*** Block opens ***

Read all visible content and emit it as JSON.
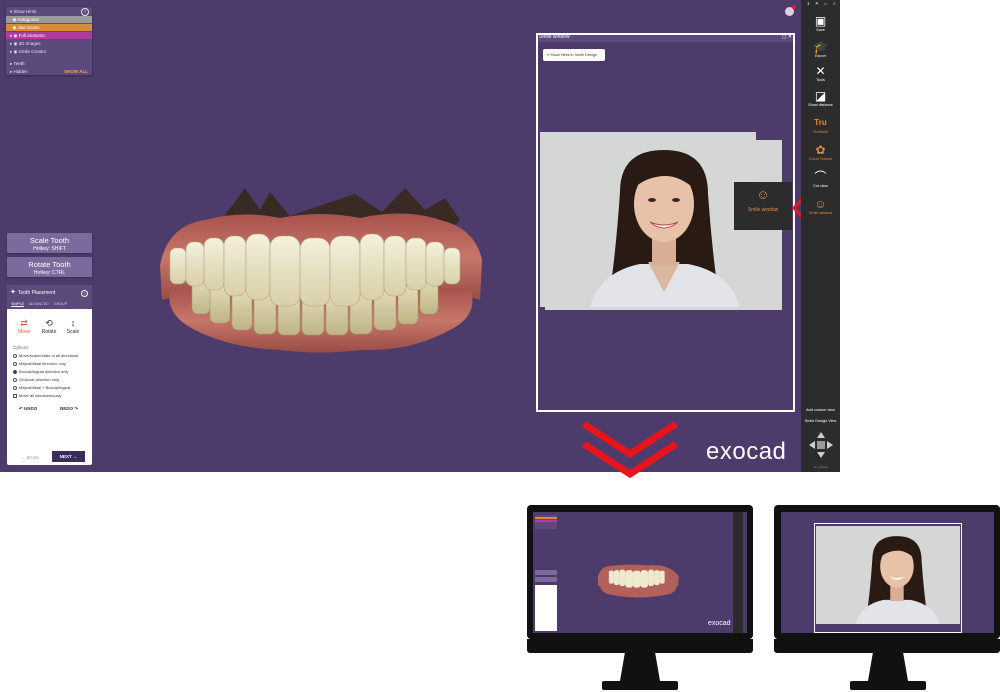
{
  "tree": {
    "rows": [
      {
        "label": "Show Hints",
        "style": ""
      },
      {
        "label": "Antagonist",
        "style": "hl1"
      },
      {
        "label": "Jaw Scans",
        "style": "hl2"
      },
      {
        "label": "Full anatomic",
        "style": "hl3"
      },
      {
        "label": "3D Images",
        "style": ""
      },
      {
        "label": "Smile Creator",
        "style": ""
      },
      {
        "label": "Teeth",
        "style": ""
      },
      {
        "label": "Hidden",
        "style": ""
      }
    ],
    "show_all": "SHOW ALL"
  },
  "tools": {
    "scale": {
      "title": "Scale Tooth",
      "hotkey": "Hotkey: SHIFT"
    },
    "rotate": {
      "title": "Rotate Tooth",
      "hotkey": "Hotkey: CTRL"
    }
  },
  "placement": {
    "title": "Tooth Placement",
    "tabs": [
      "SIMPLE",
      "ADVANCED",
      "GROUP"
    ],
    "modes": [
      {
        "label": "Move",
        "icon": "move-icon"
      },
      {
        "label": "Rotate",
        "icon": "rotate-icon"
      },
      {
        "label": "Scale",
        "icon": "scale-icon"
      }
    ],
    "options_title": "Options",
    "options": [
      "Move/scale/rotate in all directions",
      "Mesial/distal direction only",
      "Buccal/lingual direction only",
      "Occlusal direction only",
      "Mesial/distal + Buccal/lingual",
      "Move all simultaneously"
    ],
    "selected_option": 2,
    "undo": "UNDO",
    "redo": "REDO",
    "back": "BACK",
    "next": "NEXT"
  },
  "smile_window": {
    "title": "Smile window",
    "hints_button": "Show Hints in Smile Design"
  },
  "sidebar": {
    "items": [
      {
        "label": "Save",
        "icon": "save-icon",
        "color": "#ffffff"
      },
      {
        "label": "Export",
        "icon": "export-icon",
        "color": "#ffffff"
      },
      {
        "label": "Tools",
        "icon": "tools-icon",
        "color": "#ffffff"
      },
      {
        "label": "Show distance",
        "icon": "distance-icon",
        "color": "#ffffff"
      },
      {
        "label": "TruSmile",
        "icon": "trusmile-icon",
        "color": "#e58a3a"
      },
      {
        "label": "Culori Texture",
        "icon": "texture-icon",
        "color": "#e58a3a"
      },
      {
        "label": "Cut view",
        "icon": "cut-view-icon",
        "color": "#ffffff"
      },
      {
        "label": "Smile window",
        "icon": "smile-window-icon",
        "color": "#e58a3a"
      }
    ],
    "add_custom_view": "Add custom view",
    "smile_design_view": "Smile Design View",
    "version": "v3.1 Rijeka"
  },
  "tooltip": {
    "label": "Smile window"
  },
  "brand": "exocad",
  "colors": {
    "app_bg": "#4c3b6b",
    "accent": "#e58a3a",
    "arrow": "#e8141c"
  }
}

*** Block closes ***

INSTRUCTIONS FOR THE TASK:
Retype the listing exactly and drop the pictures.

SOLUTION TO THIS PROBLEM:
Read all visible content and emit it as JSON.
{
  "tree": {
    "rows": [
      {
        "label": "Show Hints",
        "style": ""
      },
      {
        "label": "Antagonist",
        "style": "hl1"
      },
      {
        "label": "Jaw Scans",
        "style": "hl2"
      },
      {
        "label": "Full anatomic",
        "style": "hl3"
      },
      {
        "label": "3D Images",
        "style": ""
      },
      {
        "label": "Smile Creator",
        "style": ""
      },
      {
        "label": "Teeth",
        "style": ""
      },
      {
        "label": "Hidden",
        "style": ""
      }
    ],
    "show_all": "SHOW ALL"
  },
  "tools": {
    "scale": {
      "title": "Scale Tooth",
      "hotkey": "Hotkey: SHIFT"
    },
    "rotate": {
      "title": "Rotate Tooth",
      "hotkey": "Hotkey: CTRL"
    }
  },
  "placement": {
    "title": "Tooth Placement",
    "tabs": [
      "SIMPLE",
      "ADVANCED",
      "GROUP"
    ],
    "modes": [
      {
        "label": "Move",
        "icon": "move-icon"
      },
      {
        "label": "Rotate",
        "icon": "rotate-icon"
      },
      {
        "label": "Scale",
        "icon": "scale-icon"
      }
    ],
    "options_title": "Options",
    "options": [
      "Move/scale/rotate in all directions",
      "Mesial/distal direction only",
      "Buccal/lingual direction only",
      "Occlusal direction only",
      "Mesial/distal + Buccal/lingual",
      "Move all simultaneously"
    ],
    "selected_option": 2,
    "undo": "UNDO",
    "redo": "REDO",
    "back": "BACK",
    "next": "NEXT"
  },
  "smile_window": {
    "title": "Smile window",
    "hints_button": "Show Hints in Smile Design"
  },
  "sidebar": {
    "items": [
      {
        "label": "Save",
        "icon": "save-icon",
        "color": "#ffffff"
      },
      {
        "label": "Export",
        "icon": "export-icon",
        "color": "#ffffff"
      },
      {
        "label": "Tools",
        "icon": "tools-icon",
        "color": "#ffffff"
      },
      {
        "label": "Show distance",
        "icon": "distance-icon",
        "color": "#ffffff"
      },
      {
        "label": "TruSmile",
        "icon": "trusmile-icon",
        "color": "#e58a3a"
      },
      {
        "label": "Culori Texture",
        "icon": "texture-icon",
        "color": "#e58a3a"
      },
      {
        "label": "Cut view",
        "icon": "cut-view-icon",
        "color": "#ffffff"
      },
      {
        "label": "Smile window",
        "icon": "smile-window-icon",
        "color": "#e58a3a"
      }
    ],
    "add_custom_view": "Add custom view",
    "smile_design_view": "Smile Design View",
    "version": "v3.1 Rijeka"
  },
  "tooltip": {
    "label": "Smile window"
  },
  "brand": "exocad",
  "colors": {
    "app_bg": "#4c3b6b",
    "accent": "#e58a3a",
    "arrow": "#e8141c"
  }
}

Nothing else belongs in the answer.